** Opening Data to process block **

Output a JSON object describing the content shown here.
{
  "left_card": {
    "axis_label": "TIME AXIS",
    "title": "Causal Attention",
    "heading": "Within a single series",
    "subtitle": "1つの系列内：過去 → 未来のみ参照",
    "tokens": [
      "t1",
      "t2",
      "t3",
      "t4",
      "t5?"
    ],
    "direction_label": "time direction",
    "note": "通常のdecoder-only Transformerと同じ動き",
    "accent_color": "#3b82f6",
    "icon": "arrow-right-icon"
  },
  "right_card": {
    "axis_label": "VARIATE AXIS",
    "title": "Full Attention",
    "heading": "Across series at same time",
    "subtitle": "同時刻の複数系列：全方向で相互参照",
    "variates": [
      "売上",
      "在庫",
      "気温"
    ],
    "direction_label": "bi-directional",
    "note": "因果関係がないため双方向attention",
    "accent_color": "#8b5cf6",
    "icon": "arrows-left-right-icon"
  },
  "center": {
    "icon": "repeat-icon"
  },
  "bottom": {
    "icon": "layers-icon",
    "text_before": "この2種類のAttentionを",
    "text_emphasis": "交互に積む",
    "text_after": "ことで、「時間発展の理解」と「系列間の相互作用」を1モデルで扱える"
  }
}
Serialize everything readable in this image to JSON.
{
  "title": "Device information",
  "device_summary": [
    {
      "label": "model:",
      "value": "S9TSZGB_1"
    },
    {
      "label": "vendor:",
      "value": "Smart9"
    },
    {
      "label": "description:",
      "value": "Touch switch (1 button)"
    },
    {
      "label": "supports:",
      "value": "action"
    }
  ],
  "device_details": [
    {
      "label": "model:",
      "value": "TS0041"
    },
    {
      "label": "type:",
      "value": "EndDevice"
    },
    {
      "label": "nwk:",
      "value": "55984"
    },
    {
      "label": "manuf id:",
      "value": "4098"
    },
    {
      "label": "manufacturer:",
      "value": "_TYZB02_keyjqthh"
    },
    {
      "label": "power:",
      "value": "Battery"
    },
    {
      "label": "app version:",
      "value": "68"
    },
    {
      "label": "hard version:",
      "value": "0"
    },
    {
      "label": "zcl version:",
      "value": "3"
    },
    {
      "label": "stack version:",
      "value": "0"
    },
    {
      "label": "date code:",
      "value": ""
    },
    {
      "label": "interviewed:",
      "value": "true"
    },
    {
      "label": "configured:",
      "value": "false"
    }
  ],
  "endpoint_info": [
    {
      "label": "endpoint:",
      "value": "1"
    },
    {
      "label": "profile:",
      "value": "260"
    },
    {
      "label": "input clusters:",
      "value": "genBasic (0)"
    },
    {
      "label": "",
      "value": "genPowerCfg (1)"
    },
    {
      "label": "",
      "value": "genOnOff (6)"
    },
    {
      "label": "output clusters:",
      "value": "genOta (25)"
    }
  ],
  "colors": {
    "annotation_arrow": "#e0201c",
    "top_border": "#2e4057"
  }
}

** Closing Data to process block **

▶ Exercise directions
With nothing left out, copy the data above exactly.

▶ Output of the exercise
Output a JSON object describing the content shown here.
{
  "left_card": {
    "axis_label": "TIME AXIS",
    "title": "Causal Attention",
    "heading": "Within a single series",
    "subtitle": "1つの系列内：過去 → 未来のみ参照",
    "tokens": [
      "t1",
      "t2",
      "t3",
      "t4",
      "t5?"
    ],
    "direction_label": "time direction",
    "note": "通常のdecoder-only Transformerと同じ動き",
    "accent_color": "#3b82f6",
    "icon": "arrow-right-icon"
  },
  "right_card": {
    "axis_label": "VARIATE AXIS",
    "title": "Full Attention",
    "heading": "Across series at same time",
    "subtitle": "同時刻の複数系列：全方向で相互参照",
    "variates": [
      "売上",
      "在庫",
      "気温"
    ],
    "direction_label": "bi-directional",
    "note": "因果関係がないため双方向attention",
    "accent_color": "#8b5cf6",
    "icon": "arrows-left-right-icon"
  },
  "center": {
    "icon": "repeat-icon"
  },
  "bottom": {
    "icon": "layers-icon",
    "text_before": "この2種類のAttentionを",
    "text_emphasis": "交互に積む",
    "text_after": "ことで、「時間発展の理解」と「系列間の相互作用」を1モデルで扱える"
  }
}
Serialize everything readable in this image to JSON.
{
  "title": "Device information",
  "device_summary": [
    {
      "label": "model:",
      "value": "S9TSZGB_1"
    },
    {
      "label": "vendor:",
      "value": "Smart9"
    },
    {
      "label": "description:",
      "value": "Touch switch (1 button)"
    },
    {
      "label": "supports:",
      "value": "action"
    }
  ],
  "device_details": [
    {
      "label": "model:",
      "value": "TS0041"
    },
    {
      "label": "type:",
      "value": "EndDevice"
    },
    {
      "label": "nwk:",
      "value": "55984"
    },
    {
      "label": "manuf id:",
      "value": "4098"
    },
    {
      "label": "manufacturer:",
      "value": "_TYZB02_keyjqthh"
    },
    {
      "label": "power:",
      "value": "Battery"
    },
    {
      "label": "app version:",
      "value": "68"
    },
    {
      "label": "hard version:",
      "value": "0"
    },
    {
      "label": "zcl version:",
      "value": "3"
    },
    {
      "label": "stack version:",
      "value": "0"
    },
    {
      "label": "date code:",
      "value": ""
    },
    {
      "label": "interviewed:",
      "value": "true"
    },
    {
      "label": "configured:",
      "value": "false"
    }
  ],
  "endpoint_info": [
    {
      "label": "endpoint:",
      "value": "1"
    },
    {
      "label": "profile:",
      "value": "260"
    },
    {
      "label": "input clusters:",
      "value": "genBasic (0)"
    },
    {
      "label": "",
      "value": "genPowerCfg (1)"
    },
    {
      "label": "",
      "value": "genOnOff (6)"
    },
    {
      "label": "output clusters:",
      "value": "genOta (25)"
    }
  ],
  "colors": {
    "annotation_arrow": "#e0201c",
    "top_border": "#2e4057"
  }
}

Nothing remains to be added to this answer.